Under the vines, the herbicide sprayed on several days before is beginning to work. Absorbed by the foliage, transported deep into the roots of the weeds, it now kills. Only those plants sprayed are affected, and the herbicide has no activity in the soil, so later in the season new life will emerge, and by the harvest in the fall the strips of soil under the vines will be green again with grasses. For now, though, the vines grow better without the competition for soil moisture and nutrients. Later, at the end of the growing season, competition by the re-growing grass will change the way nutrients are carried and held by the vine, improving the quality of the wine grapes, and helping the vine establish itself for the winter.

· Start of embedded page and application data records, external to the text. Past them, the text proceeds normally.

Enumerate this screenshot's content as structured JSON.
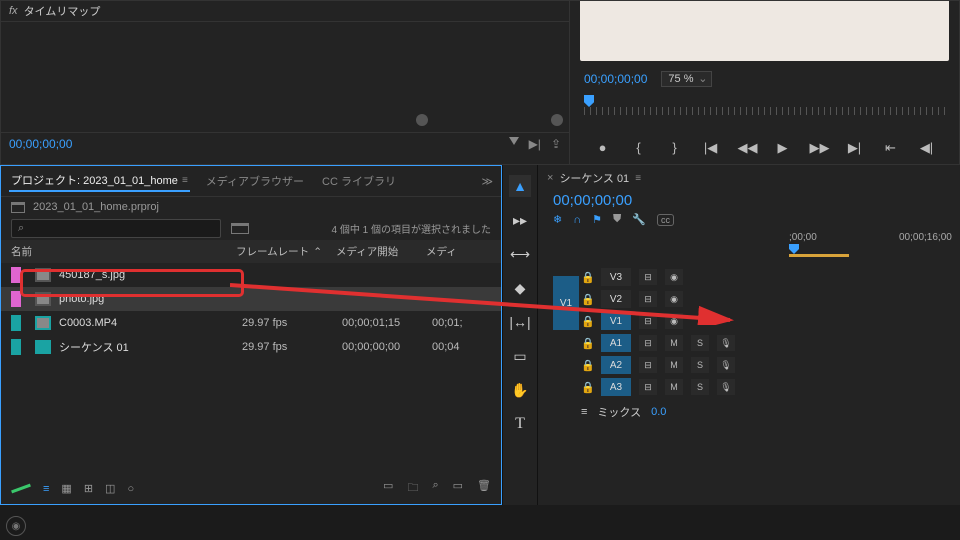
{
  "effects": {
    "time_remap": "タイムリマップ",
    "fx": "fx"
  },
  "source": {
    "tc": "00;00;00;00"
  },
  "program": {
    "tc": "00;00;00;00",
    "zoom": "75 %",
    "transport": {
      "add_marker": "●",
      "in": "{",
      "out": "}",
      "prev": "|◀",
      "back": "◀◀",
      "play": "▶",
      "fwd": "▶▶",
      "next": "▶|",
      "bracket_l": "⇤",
      "bracket_r": "◀|"
    }
  },
  "project": {
    "tabs": {
      "project": "プロジェクト: 2023_01_01_home",
      "media": "メディアブラウザー",
      "cc": "CC ライブラリ"
    },
    "file": "2023_01_01_home.prproj",
    "search_icon": "⌕",
    "selection": "4 個中 1 個の項目が選択されました",
    "columns": {
      "name": "名前",
      "fr": "フレームレート",
      "ms": "メディア開始",
      "me": "メディ"
    },
    "items": [
      {
        "name": "450187_s.jpg",
        "fr": "",
        "ms": "",
        "me": ""
      },
      {
        "name": "photo.jpg",
        "fr": "",
        "ms": "",
        "me": ""
      },
      {
        "name": "C0003.MP4",
        "fr": "29.97 fps",
        "ms": "00;00;01;15",
        "me": "00;01;"
      },
      {
        "name": "シーケンス 01",
        "fr": "29.97 fps",
        "ms": "00;00;00;00",
        "me": "00;04"
      }
    ],
    "footer_icons": {
      "list": "≡",
      "icon": "▦",
      "free": "⊞",
      "auto": "◫",
      "o": "○",
      "new": "▭",
      "folder": "🗀",
      "find": "⌕",
      "trash": "🗑"
    }
  },
  "tools": {
    "select": "▲",
    "track": "▸▸",
    "ripple": "⟷",
    "razor": "◆",
    "slip": "|↔|",
    "pen": "▭",
    "hand": "✋",
    "type": "T"
  },
  "timeline": {
    "tab": "シーケンス 01",
    "tc": "00;00;00;00",
    "icons": {
      "snap": "❄",
      "link": "∩",
      "marker": "⚑",
      "shield": "⛊",
      "wrench": "🔧",
      "cc": "cc"
    },
    "ruler": {
      "t0": ";00;00",
      "t1": "00;00;16;00"
    },
    "tracks": {
      "v3": "V3",
      "v2": "V2",
      "v1": "V1",
      "a1": "A1",
      "a2": "A2",
      "a3": "A3",
      "toggle": "⊟",
      "eye": "👁",
      "m": "M",
      "s": "S",
      "mic": "🎙"
    },
    "mix": {
      "label": "ミックス",
      "value": "0.0",
      "icon": "≡"
    }
  },
  "cc_badge": "◉"
}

In another two weeks or so, when the buds have grown out to 2 or 3 inches in length, beyond the point where the cutworms and flea beetles like to feed on them, the grower will begin to spray the vines with sulfur, and copper and lime, to prevent outbreaks of foliage diseases like powdery mildew or downey mildew. These protective sprays will be repeated a few times during the summer, as weather dictates. And when the vine flowers in late June, a spray will be made to guard against diseases of the fruit, like botrytis and black rot. With each spray, nutrients are included, to feed the foliage, to supplement what the vine gets from the soil. These additions to the vine are timed to optimize the growth of the vine – to add nitrogen when the vine needs it to prepare for the next year’s crop, to add potassium when the vine can best utilize it to increase its ability to withstand winter’s cold, to add odd growth hormones from seaweed to loosen the grape clusters, making them less likely to be infected by fruit rots.
Each week the grower walks the vineyard, looking for signs of disease, or insect attack. A little he tolerates, knowing that it is futile to attempt to eradicate either disease or insect. He weighs the amount of damage the vines can tolerate, the population of the disease or insect, the patterns of growth, the distribution of disease and insect within the vineyard, the forecast weather for the coming days; he uses his knowledge of past years in this vineyard, with these vines, with these pests; with all this in mind he makes a decision to spray not at all, or soon, or to wait. He prefers, in general, to wait, trusting that the vineyard will remain balanced, that weather will cooperate, that pesky insects will be found by predatory insects.
Each day in the vineyard life ends in death, and each day’s death brings new life; as the earth revolves around the sun, the eternal wheel turns. This day in May, the grower finishes his tour of inspection, satisfied that all is well, that the season is unfolding as it should. This is a time of promise, the warm sun heating the soil and the vines, lighting the path of growth the vines will take in the coming months, drawing out the growing point, the tip of each vine shoot that pushes upward, always upward toward the sun. And the grower walks home, satisfied.
-Copyright 1994 L. Mawby